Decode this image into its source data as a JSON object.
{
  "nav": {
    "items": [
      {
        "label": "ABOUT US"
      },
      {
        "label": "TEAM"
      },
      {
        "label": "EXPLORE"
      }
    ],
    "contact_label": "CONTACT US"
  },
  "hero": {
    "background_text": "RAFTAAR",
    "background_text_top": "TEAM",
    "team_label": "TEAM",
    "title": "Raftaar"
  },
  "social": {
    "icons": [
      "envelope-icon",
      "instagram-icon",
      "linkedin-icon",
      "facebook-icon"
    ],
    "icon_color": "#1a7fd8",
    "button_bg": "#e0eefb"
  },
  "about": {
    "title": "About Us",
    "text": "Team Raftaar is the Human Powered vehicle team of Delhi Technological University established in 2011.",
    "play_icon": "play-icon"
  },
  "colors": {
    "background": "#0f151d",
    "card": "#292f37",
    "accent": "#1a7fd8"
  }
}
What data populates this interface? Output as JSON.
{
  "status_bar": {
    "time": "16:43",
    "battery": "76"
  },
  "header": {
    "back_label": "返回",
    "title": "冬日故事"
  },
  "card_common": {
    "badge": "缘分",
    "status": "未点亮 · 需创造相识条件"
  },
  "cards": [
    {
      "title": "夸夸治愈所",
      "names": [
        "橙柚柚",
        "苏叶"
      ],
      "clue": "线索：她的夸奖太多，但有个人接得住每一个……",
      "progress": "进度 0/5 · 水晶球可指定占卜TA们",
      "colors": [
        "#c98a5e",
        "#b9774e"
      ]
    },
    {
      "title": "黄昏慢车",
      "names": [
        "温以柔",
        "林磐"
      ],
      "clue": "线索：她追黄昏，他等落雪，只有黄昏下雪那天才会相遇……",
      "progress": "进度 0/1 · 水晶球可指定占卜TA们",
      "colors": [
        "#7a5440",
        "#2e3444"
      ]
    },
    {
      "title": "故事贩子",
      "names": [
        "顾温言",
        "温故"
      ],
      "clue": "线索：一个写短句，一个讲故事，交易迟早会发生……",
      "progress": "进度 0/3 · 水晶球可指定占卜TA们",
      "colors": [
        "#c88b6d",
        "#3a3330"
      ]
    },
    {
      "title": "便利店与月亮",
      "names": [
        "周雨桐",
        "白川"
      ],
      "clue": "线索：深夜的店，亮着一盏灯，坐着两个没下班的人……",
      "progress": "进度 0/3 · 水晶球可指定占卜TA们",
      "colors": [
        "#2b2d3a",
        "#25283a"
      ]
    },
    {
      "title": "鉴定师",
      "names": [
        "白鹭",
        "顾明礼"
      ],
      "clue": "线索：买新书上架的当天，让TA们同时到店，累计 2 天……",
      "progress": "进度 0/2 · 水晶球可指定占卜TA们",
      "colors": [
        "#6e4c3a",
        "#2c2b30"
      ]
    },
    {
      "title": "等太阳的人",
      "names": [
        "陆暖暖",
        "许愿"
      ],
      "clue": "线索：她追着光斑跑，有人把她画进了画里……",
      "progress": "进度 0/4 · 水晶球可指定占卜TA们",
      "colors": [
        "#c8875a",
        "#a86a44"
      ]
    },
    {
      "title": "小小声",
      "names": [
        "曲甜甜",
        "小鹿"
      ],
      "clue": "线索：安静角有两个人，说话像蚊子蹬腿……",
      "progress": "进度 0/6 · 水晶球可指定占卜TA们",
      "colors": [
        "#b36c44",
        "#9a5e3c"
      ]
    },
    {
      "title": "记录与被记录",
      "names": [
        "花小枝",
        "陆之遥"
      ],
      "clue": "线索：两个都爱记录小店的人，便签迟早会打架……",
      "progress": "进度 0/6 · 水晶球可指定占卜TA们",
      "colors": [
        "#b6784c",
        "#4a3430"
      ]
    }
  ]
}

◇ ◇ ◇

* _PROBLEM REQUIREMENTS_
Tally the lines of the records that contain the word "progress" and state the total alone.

* _SOLUTION TO THIS EXERCISE_
8